What is expected
Work out how many lines in the following entries contain the string "encountered", and write only that number.

Records supplied
___

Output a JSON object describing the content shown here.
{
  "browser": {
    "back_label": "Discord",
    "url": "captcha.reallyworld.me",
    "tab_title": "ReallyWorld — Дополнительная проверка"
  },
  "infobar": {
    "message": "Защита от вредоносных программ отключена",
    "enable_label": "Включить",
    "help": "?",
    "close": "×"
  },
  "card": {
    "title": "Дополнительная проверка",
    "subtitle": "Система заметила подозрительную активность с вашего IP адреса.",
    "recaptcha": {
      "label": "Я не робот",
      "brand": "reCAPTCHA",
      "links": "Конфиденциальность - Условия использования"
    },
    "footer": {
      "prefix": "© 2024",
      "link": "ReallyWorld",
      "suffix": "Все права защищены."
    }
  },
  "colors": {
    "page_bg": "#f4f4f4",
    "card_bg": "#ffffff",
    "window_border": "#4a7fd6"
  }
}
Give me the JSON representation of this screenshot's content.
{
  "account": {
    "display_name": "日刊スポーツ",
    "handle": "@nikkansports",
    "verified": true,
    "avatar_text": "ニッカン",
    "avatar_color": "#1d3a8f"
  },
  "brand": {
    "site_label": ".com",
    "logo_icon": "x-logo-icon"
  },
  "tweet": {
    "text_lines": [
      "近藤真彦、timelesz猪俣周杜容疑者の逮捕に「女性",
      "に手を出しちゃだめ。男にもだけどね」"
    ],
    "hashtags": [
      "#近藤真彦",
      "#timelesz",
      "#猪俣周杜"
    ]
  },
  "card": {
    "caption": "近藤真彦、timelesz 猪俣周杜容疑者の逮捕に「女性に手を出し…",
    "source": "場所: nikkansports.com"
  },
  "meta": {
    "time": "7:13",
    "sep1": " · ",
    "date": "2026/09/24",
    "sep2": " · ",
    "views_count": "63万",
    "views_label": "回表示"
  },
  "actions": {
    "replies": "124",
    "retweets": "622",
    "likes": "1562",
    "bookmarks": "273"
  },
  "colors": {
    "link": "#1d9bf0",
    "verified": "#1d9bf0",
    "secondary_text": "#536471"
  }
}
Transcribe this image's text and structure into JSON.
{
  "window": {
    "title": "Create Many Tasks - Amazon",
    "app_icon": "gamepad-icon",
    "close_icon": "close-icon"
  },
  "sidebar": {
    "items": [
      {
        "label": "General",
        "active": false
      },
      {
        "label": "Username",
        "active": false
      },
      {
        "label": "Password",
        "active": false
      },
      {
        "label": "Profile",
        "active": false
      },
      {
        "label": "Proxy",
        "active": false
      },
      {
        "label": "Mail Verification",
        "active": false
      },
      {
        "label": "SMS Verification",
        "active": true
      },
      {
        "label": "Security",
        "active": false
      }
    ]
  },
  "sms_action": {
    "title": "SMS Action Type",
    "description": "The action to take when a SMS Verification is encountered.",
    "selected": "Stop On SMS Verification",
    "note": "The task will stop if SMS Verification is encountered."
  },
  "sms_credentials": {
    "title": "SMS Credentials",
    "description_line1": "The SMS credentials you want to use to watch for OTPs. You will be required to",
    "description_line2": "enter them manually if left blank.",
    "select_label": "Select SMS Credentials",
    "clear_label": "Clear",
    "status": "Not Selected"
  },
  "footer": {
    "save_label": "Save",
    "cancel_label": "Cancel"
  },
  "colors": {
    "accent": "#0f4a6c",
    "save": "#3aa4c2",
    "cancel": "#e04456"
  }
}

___

Reply
2